You want to specify a unique identifier that is common to a set of messages to ensure that they are all served by the same instance of your process.
The basic premise of a correlation set is as follows:
A single process instance typically requires sending a message through a series of service invocations as a conversation.
You typically have many unique instances of a process executing at once.
Messages typically carry information that can be used to uniquely identify them.
This uniquely identifying information in messages can be used to ensure that all of the inputs and outputs during a conversation participate only in the process instance they’re meant to.
The correlation set is the definition of a process conversation: it defines which participants use what identifying data to make sure that the intended instance of the process is the only one that receives this instance of a message.
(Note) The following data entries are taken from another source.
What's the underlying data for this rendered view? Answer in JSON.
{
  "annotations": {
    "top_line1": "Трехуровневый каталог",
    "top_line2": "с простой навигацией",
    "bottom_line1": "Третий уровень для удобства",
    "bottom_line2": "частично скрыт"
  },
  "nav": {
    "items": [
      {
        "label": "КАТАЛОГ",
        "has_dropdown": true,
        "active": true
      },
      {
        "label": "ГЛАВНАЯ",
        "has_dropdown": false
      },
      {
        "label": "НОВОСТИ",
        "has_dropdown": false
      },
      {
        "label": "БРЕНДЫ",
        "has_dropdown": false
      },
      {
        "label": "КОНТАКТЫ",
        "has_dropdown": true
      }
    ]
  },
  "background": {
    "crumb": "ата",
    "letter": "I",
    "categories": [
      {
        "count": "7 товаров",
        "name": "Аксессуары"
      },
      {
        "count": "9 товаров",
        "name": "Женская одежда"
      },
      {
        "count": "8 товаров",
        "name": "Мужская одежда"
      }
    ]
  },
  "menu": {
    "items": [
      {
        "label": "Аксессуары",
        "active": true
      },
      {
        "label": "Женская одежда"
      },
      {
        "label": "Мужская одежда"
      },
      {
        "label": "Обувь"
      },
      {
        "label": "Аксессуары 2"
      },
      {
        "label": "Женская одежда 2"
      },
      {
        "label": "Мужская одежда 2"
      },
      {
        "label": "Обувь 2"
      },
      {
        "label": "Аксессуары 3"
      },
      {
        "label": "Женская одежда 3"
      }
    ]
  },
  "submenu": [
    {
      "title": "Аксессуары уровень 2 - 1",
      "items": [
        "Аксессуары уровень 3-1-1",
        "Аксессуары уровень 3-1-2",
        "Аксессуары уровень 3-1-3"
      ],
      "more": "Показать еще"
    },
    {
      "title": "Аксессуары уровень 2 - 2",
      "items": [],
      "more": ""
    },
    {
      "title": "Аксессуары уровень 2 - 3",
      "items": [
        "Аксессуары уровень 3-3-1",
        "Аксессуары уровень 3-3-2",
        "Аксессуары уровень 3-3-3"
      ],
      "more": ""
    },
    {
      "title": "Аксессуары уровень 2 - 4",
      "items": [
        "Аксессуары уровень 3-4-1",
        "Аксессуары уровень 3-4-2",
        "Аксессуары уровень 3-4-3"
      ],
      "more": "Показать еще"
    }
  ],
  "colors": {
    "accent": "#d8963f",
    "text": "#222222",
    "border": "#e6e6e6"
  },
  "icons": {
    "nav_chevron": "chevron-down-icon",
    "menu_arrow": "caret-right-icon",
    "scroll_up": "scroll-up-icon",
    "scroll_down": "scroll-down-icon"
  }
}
If this sounds a little tricky, it is. An analogy is useful here. A BPEL process is to a Java class what a BPEL process instance is to a Java object. In Java it’s easy to correlate messages. You just pass around the object instance you’re interested in and call methods on it. You can do that in Java because you can work directly with both a class (defining a class in the first place or calling static methods) and an object instance (inside a method, for example). When you write a BPEL process, it’s as if you’re working just at the class level. ...